- Aplastic anemia. Treatment for this anemia might include blood transfusions to increase levels of RBC’s. You might require a bone marrow transplant if your bone marrow is infected and cannot make healthy blood cells.
- Anemias related to bone marrow disease. Treatment of these different diseases can include medication, chemotherapy or bone marrow transplantation.
- Hemolytic anemias. Handling hemolytic anemias includes avoiding suspect medications, treating associated infections and taking drugs that reduce your body immune system, which might be assaulting your red blood cells. Depending upon the intensity of your anemia, a blood transfusion or plasmapheresis might be essential. Plasmapheresis is a type of blood-filtering procedure. In specific cases, elimination of the spleen can be handy.
- Sickle cell anemia. Treatment for this anemia may include the administration of oxygen, pain-relieving drugs, and oral and intravenous fluids to reduce pain and prevent complications. Physicians likewise might suggest blood transfusions, folic acid supplements and antibiotics. A bone marrow transplant might be a reliable treatment in some scenarios. A cancer drug called hydroxyurea (Droxia, Hydrea) also is used to treat sickle cell anemia.
- Thalassemia. This anemia might be treated with blood transfusions, folic acid supplements, medication, elimination of the spleen (splenectomy), or a blood and bone marrow stem cell transplant.
Home Remedy for Anemia
- Diet making up all the necessary elements required by the body is essential to treat anemia. Cereals, rice, milk products, vegetables and green leafy vegetables, meat and poultry, fish and nuts, eggs, beans and so on.
- Iron rich food such as liver, green leafy vegetables, wild rice, oysters, raisins and prunes, whole grain flour.
- Apple is rich source of iron, eat a couple of apples in a day, it is one of the easiest natural home remedy for anemia.
- Food cooked in iron pots increases iron content in the food.

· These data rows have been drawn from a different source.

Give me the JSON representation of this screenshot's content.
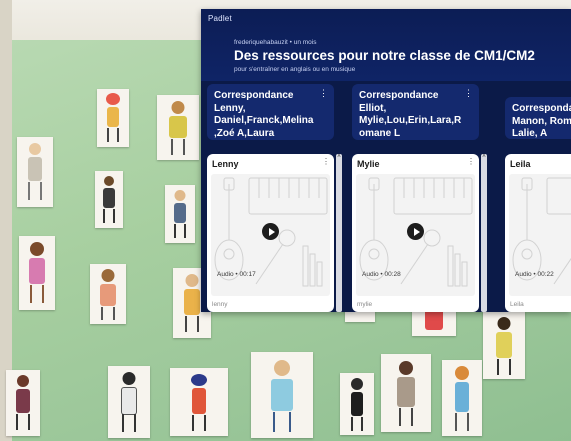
{
  "padlet": {
    "brand": "Padlet",
    "meta": "frederiquehabauzit • un mois",
    "title": "Des ressources pour notre classe de CM1/CM2",
    "subtitle": "pour s'entraîner en anglais ou en musique"
  },
  "columns": [
    {
      "header": "Correspondance Lenny, Daniel,Franck,Melina ,Zoé A,Laura",
      "card": {
        "title": "Lenny",
        "audio_label": "Audio • 00:17",
        "author": "lenny"
      }
    },
    {
      "header": "Correspondance Elliot, Mylie,Lou,Erin,Lara,R omane L",
      "card": {
        "title": "Mylie",
        "audio_label": "Audio • 00:28",
        "author": "mylie"
      }
    },
    {
      "header": "Correspondance Manon, Rom Leila, Lalie, A",
      "card": {
        "title": "Leila",
        "audio_label": "Audio • 00:22",
        "author": "Leila"
      }
    }
  ],
  "icons": {
    "menu": "⋮",
    "play": "play-icon"
  },
  "colors": {
    "padlet_bg": "#0b1a48",
    "column_header": "#14296e",
    "wall": "#a7cfa0"
  }
}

- Eat citrus fruits they are helpful in taking in iron from the intestine. Drink a glass of orange with beat root and carrot root juice.